When he got to the store, there was a bit of a crowd, but a salesperson greeted him at the desk, looked up his appointment, and started the paperwork. During the transaction, the salesperson's cellphone rang. He picked it up, listened to the person on the other end of the call, hung up and placed his cellphone on the counter in front of L.W.

"Could you excuse me for a minute?" he asked L.W. "I need to check in on something in the garage."

The salesperson walked off, but left his cellphone. After several minutes of waiting, the cellphone made a dinging sound and L.W. noticed that a text message had popped up on his screen. A few seconds passed and then another text. Still another popped up a minute or so later. In short order, at least five text messages dinged up on the salesperson's cellphone screen.

L.W. was growing tired of waiting for the salesperson to return.

"I wondered if the texts might have something to do with why he was called away," writes L.W. "Maybe he needed the information being texted so he could finish up in the garage."

But L.W. was reluctant to read another person's texts, believing it to be an invasion of privacy.

"Was I wrong not to go find the guy and tell him about the texts?" asks L.W. "Should I have read them to see if they seemed like something he needed to get his work done?"

L.W. figures he could have read the text messages and if they didn't seem relevant to the guy's work, he could simply have said nothing.
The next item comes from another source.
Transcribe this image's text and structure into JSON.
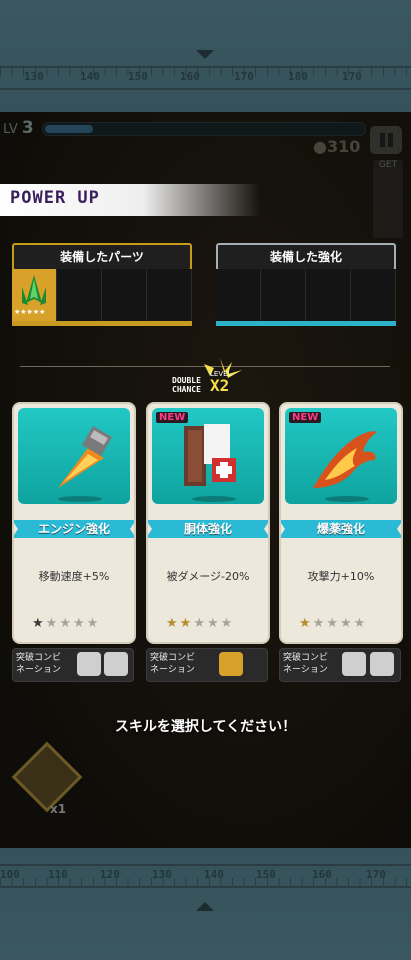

But if reading them might help the guy get his job done so he could return to get the paperwork for L.W.'s tires done, he figured he might have been doing both of them a favor.

While many might be tempted to take a peek at another person's text messages when no one is looking, the right thing is to respect the other person's privacy and mind your own business, whether it be a colleague, a date, a friend, or a salesperson at a tire store.

The salesperson shouldn't have left his phone lying on the counter. L.W. is right in thinking he might have needed the texts to finish up whatever it was he was called off to do. It's an awful feeling to be kept waiting, but that's no reason to read another person's text messages. 

Jeffrey L. Seglin, author of The Simple Art of Business Etiquette: How to Rise to the Top by Playing Nice, is a senior lecturer in public policy and director of the communications program at Harvard's Kennedy School. He is also the administrator of, a blog focused on ethical issues. 

Do you have ethical questions that you need answered? Send them to 

Follow him on Twitter: @jseglin 



Scott Manas said...

No, it isn't. It's a clear invasion of privacy. Whether or not one has nothing to hide is irrelevant. It's an invasion of privacy, plain and simple.

William Jacobson said...

Ridiculous that we even have ask this question... Leave his phone alone. Its none of your business.

Can I skim some books from my friend's donation?

A reader we're calling Josh, owns a pickup truck. Josh seems a good enough fellow, indicating that in addition to using his truck as...